2021: A ‘rose’-colored season

If Nephi from the Book of Mormon had played American football, he likely would have been a linebacker. The ancient prophet possessed the same traits valued in today’s linebackers: toughness, persistence and vision. Plus, he was “large in stature” (1 Nephi 2:16).

So maybe it is apropos that one of Utah’s most skilled linebackers is another Nephi — aka Pac-12 All-Conference player Nephi Sewell.

Besides Sewell, several other Latter-day Saints have enjoyed outstanding 2021 seasons culminating in the school’s first Pac-12 championship and Rose Bowl invitation — including defensive end Mika Tafua, who was named the Pac-12’s top defensive lineman, and Junior Tafuna, the Pac-12 freshman defensive player of the year. 

Tafua and Tafuna served missions in Tacoma, Washington, and Cape Verde, respectively.

Two of the Utes’ most memorable touchdowns in 2021 featured a pair of other returned missionaries.

On Oct. 9, Devaughn Vele, who served his mission in Samoa, caught a 37-yard touchdown pass against the University of Southern California that many say helped turn the 2021 season into a success.

Utah wide receiver Devaughn Vele (17) celebrates his touchdown catch with fellow returned missionary Britain Covey (18) during the first half of the team’s NCAA college football game against Southern California on Saturday, Oct. 9, 2021, in Los Angeles.

Utah wide receiver Devaughn Vele (17) celebrates his touchdown catch with fellow returned missionary Britain Covey (18) during the first half of the team’s NCAA college football game against Southern California on Saturday, Oct. 9, 2021, in Los Angeles.

Credit: Marcio Jose Sanchez, Associated Press

“But as great as that moment was, I just kept reminding myself of what got me there. All thanks to the Lord, because I would not have been there without Him,” Vele told the Church News after the USC game.

Then on Nov. 20, Vele’s fellow receiver and returned missionary Britain Covey returned a punt 78 yards to score a spectacular touchdown against rival Oregon.

Covey’s backstory is well-known to college football fans. Following a terrific freshman season in 2015, he stepped away from the game to serve a mission to Chile. 

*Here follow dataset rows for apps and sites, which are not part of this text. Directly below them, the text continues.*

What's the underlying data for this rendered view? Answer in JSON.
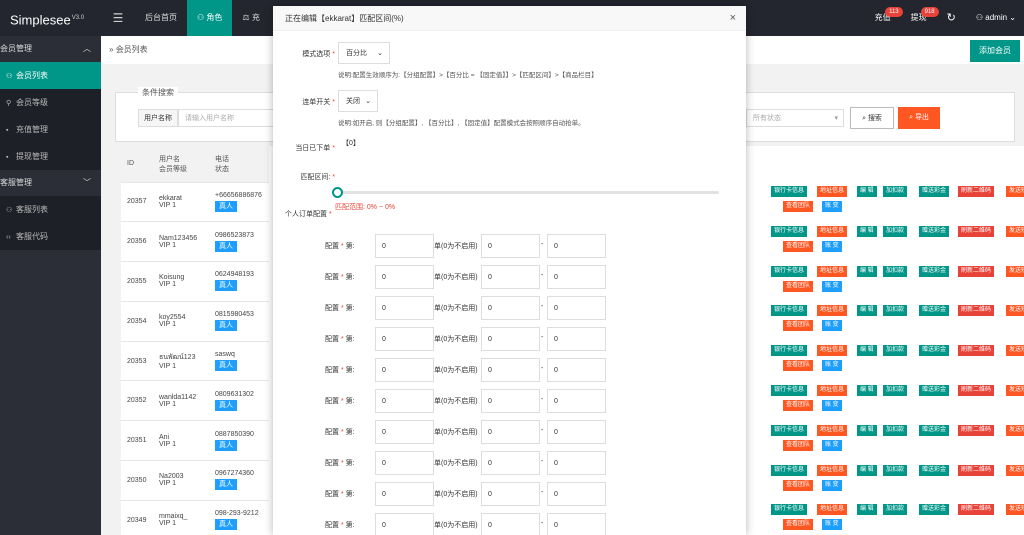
{
  "app": {
    "name": "Simplesee",
    "version": "V3.0"
  },
  "topbar": {
    "menu_icon": "menu-icon",
    "nav": [
      {
        "label": "后台首页"
      },
      {
        "label": "角色",
        "icon": "user-icon"
      },
      {
        "label": "充"
      }
    ],
    "recharge": {
      "label": "充值",
      "count": "113"
    },
    "withdraw": {
      "label": "提现",
      "count": "918"
    },
    "refresh_icon": "↻",
    "user": "admin"
  },
  "sidebar": {
    "groups": [
      {
        "label": "会员管理",
        "items": [
          {
            "label": "会员列表",
            "active": true
          },
          {
            "label": "会员等级"
          },
          {
            "label": "充值管理"
          },
          {
            "label": "提现管理"
          }
        ]
      },
      {
        "label": "客服管理",
        "items": [
          {
            "label": "客服列表"
          },
          {
            "label": "客服代码"
          }
        ]
      }
    ]
  },
  "breadcrumb": {
    "sep": "»",
    "label": "会员列表"
  },
  "add_member": "添加会员",
  "search": {
    "legend": "条件搜索",
    "username_label": "用户名称",
    "username_placeholder": "请输入用户名称",
    "status_placeholder": "所有状态",
    "search_btn": "搜索",
    "export_btn": "导出"
  },
  "table": {
    "headers": {
      "id": "ID",
      "user_top": "用户名",
      "user_bottom": "会员等级",
      "phone_top": "电话",
      "phone_bottom": "状态"
    },
    "rows": [
      {
        "id": "20357",
        "name": "ekkarat",
        "level": "VIP 1",
        "phone": "+66656886876",
        "status": "真人"
      },
      {
        "id": "20356",
        "name": "Nam123456",
        "level": "VIP 1",
        "phone": "0986523873",
        "status": "真人"
      },
      {
        "id": "20355",
        "name": "Koisung",
        "level": "VIP 1",
        "phone": "0624948193",
        "status": "真人"
      },
      {
        "id": "20354",
        "name": "koy2554",
        "level": "VIP 1",
        "phone": "0815980453",
        "status": "真人"
      },
      {
        "id": "20353",
        "name": "ธนพัฒน์123",
        "level": "VIP 1",
        "phone": "saswq",
        "status": "真人"
      },
      {
        "id": "20352",
        "name": "wanlda1142",
        "level": "VIP 1",
        "phone": "0809631302",
        "status": "真人"
      },
      {
        "id": "20351",
        "name": "Ani",
        "level": "VIP 1",
        "phone": "0887850390",
        "status": "真人"
      },
      {
        "id": "20350",
        "name": "Na2003",
        "level": "VIP 1",
        "phone": "0967274360",
        "status": "真人"
      },
      {
        "id": "20349",
        "name": "mmaixq_",
        "level": "VIP 1",
        "phone": "098-293-9212",
        "status": "真人"
      }
    ],
    "ops": {
      "bank": "银行卡信息",
      "addr": "地址信息",
      "edit": "编 辑",
      "add_money": "加扣款",
      "gift": "赠送彩金",
      "qrcode": "刷新二维码",
      "sms": "发送短信",
      "team": "查看团队",
      "account": "账 变"
    }
  },
  "modal": {
    "title": "正在编辑【ekkarat】匹配区间(%)",
    "close": "×",
    "mode_label": "模式选项",
    "mode_value": "百分比",
    "mode_tip": "说明:配置生效顺序为:【分组配置】>【百分比 = 【固定值】】>【匹配区间】>【商品栏目】",
    "grab_label": "连单开关",
    "grab_value": "关闭",
    "grab_tip": "说明:如开启, 则【分组配置】, 【百分比】, 【固定值】配置模式会按照顺序自动抢单。",
    "today_label": "当日已下单",
    "today_value": "【0】",
    "range_label": "匹配区间:",
    "range_text": "匹配范围: 0% ~ 0%",
    "personal_label": "个人订单配置",
    "cfg_label": "配置",
    "cfg_seq": "第:",
    "cfg_mid": "单(0为不启用)",
    "cfg_dash": "-",
    "cfg_rows": [
      [
        "0",
        "0",
        "0"
      ],
      [
        "0",
        "0",
        "0"
      ],
      [
        "0",
        "0",
        "0"
      ],
      [
        "0",
        "0",
        "0"
      ],
      [
        "0",
        "0",
        "0"
      ],
      [
        "0",
        "0",
        "0"
      ],
      [
        "0",
        "0",
        "0"
      ],
      [
        "0",
        "0",
        "0"
      ],
      [
        "0",
        "0",
        "0"
      ],
      [
        "0",
        "0",
        "0"
      ]
    ]
  },
  "colors": {
    "topbar": "#23262e",
    "sidebar": "#2b2e37",
    "accent": "#009688",
    "orange": "#ff5722",
    "red": "#e84339",
    "blue": "#1e9fff"
  }
}
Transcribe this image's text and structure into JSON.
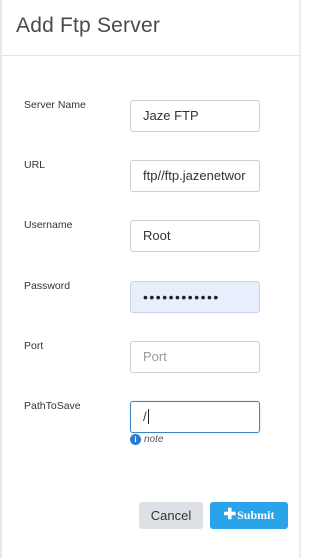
{
  "dialog": {
    "title": "Add Ftp Server"
  },
  "fields": {
    "server_name": {
      "label": "Server Name",
      "value": "Jaze FTP"
    },
    "url": {
      "label": "URL",
      "value": "ftp//ftp.jazenetwor"
    },
    "username": {
      "label": "Username",
      "value": "Root"
    },
    "password": {
      "label": "Password",
      "value": "••••••••••••"
    },
    "port": {
      "label": "Port",
      "placeholder": "Port",
      "value": ""
    },
    "path_to_save": {
      "label": "PathToSave",
      "value": "/",
      "hint": "note"
    }
  },
  "buttons": {
    "cancel_label": "Cancel",
    "submit_label": "Submit"
  },
  "icons": {
    "info": "info-circle-icon",
    "submit": "plus-icon"
  },
  "colors": {
    "accent": "#2aa3ea",
    "focus_border": "#3d86c6",
    "autofill_bg": "#e8eefc",
    "cancel_bg": "#dde1e6"
  }
}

“We spent all day, every day, looking to serve people. … Our main priority was to teach the gospel of Jesus Christ,” Covey said of his missionary service in a Pac-12 Network story. “You have to forget about yourself and think about other people — and that’s when you really find yourself.”

Since returning from Chile, Covey has reestablished himself as one of the top returners in college football.

In a devotional last year at the university’s Institute of Religion, Covey spoke of the power of spiritual training. God, he testified, is the ultimate “weight trainer.”

“He knows you need to get stronger. … But the thing is, He starts with where you’re at.”

Utah Ute receiver Britain Covey works outs in Salt Lake City on April 23, 2019.

Utah Ute receiver Britain Covey works outs in Salt Lake City on April 23, 2019.

Credit: Jeffrey D. Allred, Deseret News

If Utah hopes to defeat the No. 6-ranked Buckeyes and claim its first Rose Bowl trophy, it is likely going to have to depend upon a few big plays from Covey, Tafua, Tafuna, Sewell and other Latter-day Saint players.

Newsletters
Subscribe for free and get daily or weekly updates straight to your inbox
The three things you need to know everyday
Highlights from the last week to keep you informed